My letter to Rich Lowry
   by William Andrews
Dear Mr. Lowry,
Oh, what a tangled web we weave when first we practice to deceive.

Sir Walter Scott could easily have had you in mind when he first conceived this statement.

Assigning the blame for Bush’s failures to President Clinton is the favorite sport of right wing pundits and also the most absurd.
Who is to blame for Iraq’s theoretical possession of weapons of mass destruction? A look at history will give us some clues.

We owe a vote of thanks to Henry Kissinger for setting in motion the events that resulted in millions of Iraqis dead or missing,
hundreds of American soldiers dead and tens of thousands suffering from a mysterious illness after serving in the Persian Gulf.
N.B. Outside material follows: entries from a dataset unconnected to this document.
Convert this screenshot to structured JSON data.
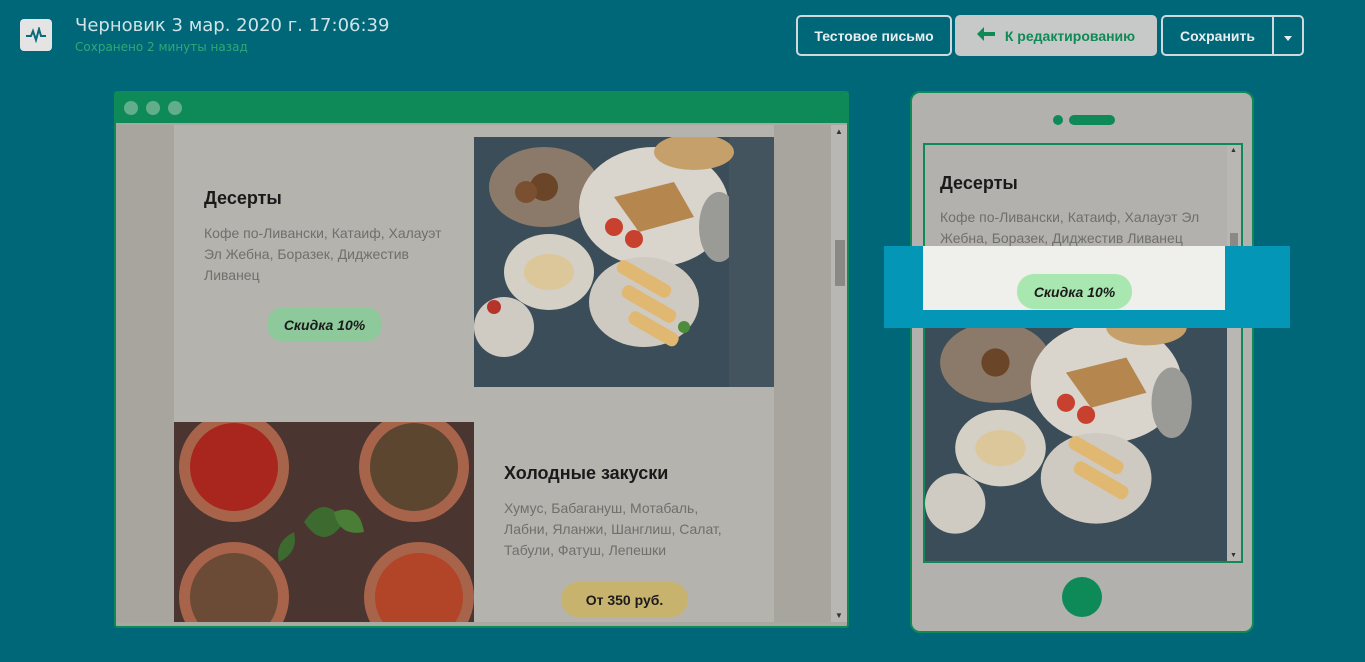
{
  "header": {
    "title": "Черновик 3 мар. 2020 г. 17:06:39",
    "subtitle": "Сохранено 2 минуты назад",
    "test_button": "Тестовое письмо",
    "back_button": "К редактированию",
    "save_button": "Сохранить"
  },
  "email": {
    "desserts": {
      "title": "Десерты",
      "text": "Кофе по-Ливански, Катаиф, Халауэт Эл Жебна, Боразек, Диджестив Ливанец",
      "badge": "Скидка 10%"
    },
    "cold": {
      "title": "Холодные закуски",
      "text": "Хумус, Бабагануш, Мотабаль, Лабни, Яланжи, Шанглиш, Салат, Табули, Фатуш, Лепешки",
      "badge": "От 350 руб."
    }
  },
  "colors": {
    "background": "#006778",
    "accent": "#0d8a57",
    "badge_green": "#8dc99a",
    "badge_gold": "#c8b36e"
  }
}
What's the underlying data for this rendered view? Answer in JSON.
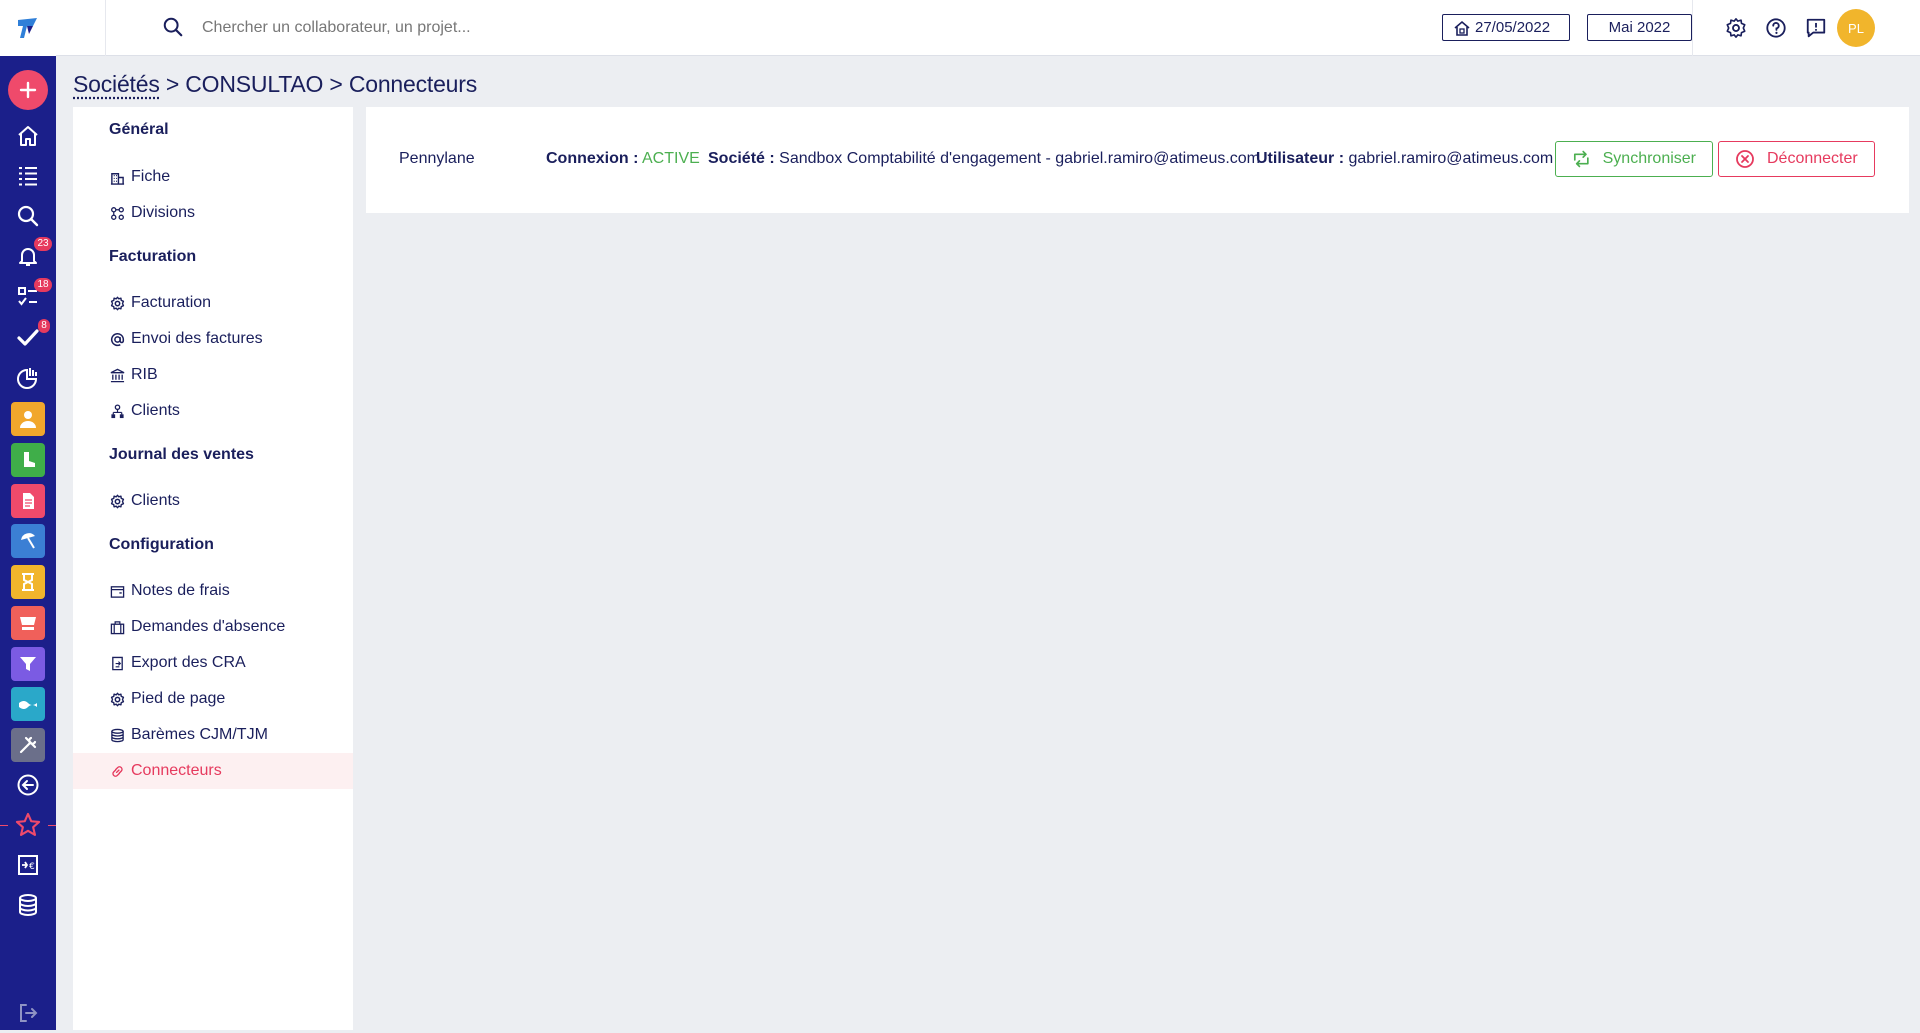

It was the Nixon/Kissinger duo who provided military aid to the Kurds in their perennial struggle for autonomy.
This was done at the request of the brutal Shah of Iran.

None of those involved cared at all about the Kurds, but rather wanted to involve Iraq in a two-front war to protect her homeland.
When circumstances changed, Kissinger abandoned the Kurds despite repeated pleas for help.

Having abandoned the Kurds after encouraging them to fight the Iraqi government, Kissinger left them open for a perfectly
understandable counterstrike. Certainly the United States has butchered countless people in repressing rebellion against
their own personally chosen dictator.

Was it not America that first provided Iraq with the vast majority of the equipment necessary to produce WMDs . This included
weapons-grade anthrax, botulism, E.coli, human and bacterial DNA, and the ingredients, recipes and equipment needed for the
production of chemical weapons. In fact, current Secretary of Defense Donald Rumsfeld visited with Hussein in Baghdad though
the country was known to be using chemical weapons against its own people. Did Rumsfeld rebuke Hussein? Of course not.
President Reagan needed Hussein to agree to an oil pipeline. The only rebuke Iraq received was a half-hearted official statement
from Washington.

Oddly enough, it was not until Hussein employed capitalism by demanding a bigger slice of the petroleum pie that he became
a threat to international community in general and to democracy in particular.  And it was not until Hussein invaded Iraq,
with the explicit approval of President George Bush that he became the menace he is known as today.  Certainly, Saddam
had and used chemical weapons in the past. So have many other countries, including the United States.

Additionally, Vice-President Dick Cheney and Halliburton made a fortune rebuilding Iraq’s crippled petroleum industry
after the first Gulf War, enabling Hussein to purchase even more of the materials he needed.   United Nations weapons
inspectors were in the process of legitimizing Iraq’s stated removal of WMD when Bush decided such a statement would
be detrimental to the profits of Exxon, Halliburton and their subsidiaries.  It was only then that the shower of bombs
destroyed one of the most historic and progressive regions in the Middle East.

Clinton’s only failure in this war for profits was to listen to the polls and the hawkish Republicans in Congress who
demanded he attack as retribution for Hussein’s supposed assassination plot against Bush Sr.

As days stretched to weeks and weeks stretched to months and still there has been no evidence of weapons of
mass destruction, the real purpose of Bush’s invasion becomes more and more clear.

This was a Republican war from its beginnings decades ago when Bush was working his way up to director of
the CIA to today where the legacy of lies and dirty tricks continues.

Those who would trade essential liberties for temporary security deserve neither liberty nor security.
-- Benjamin Franklin

  back to

Privacy Policy
. .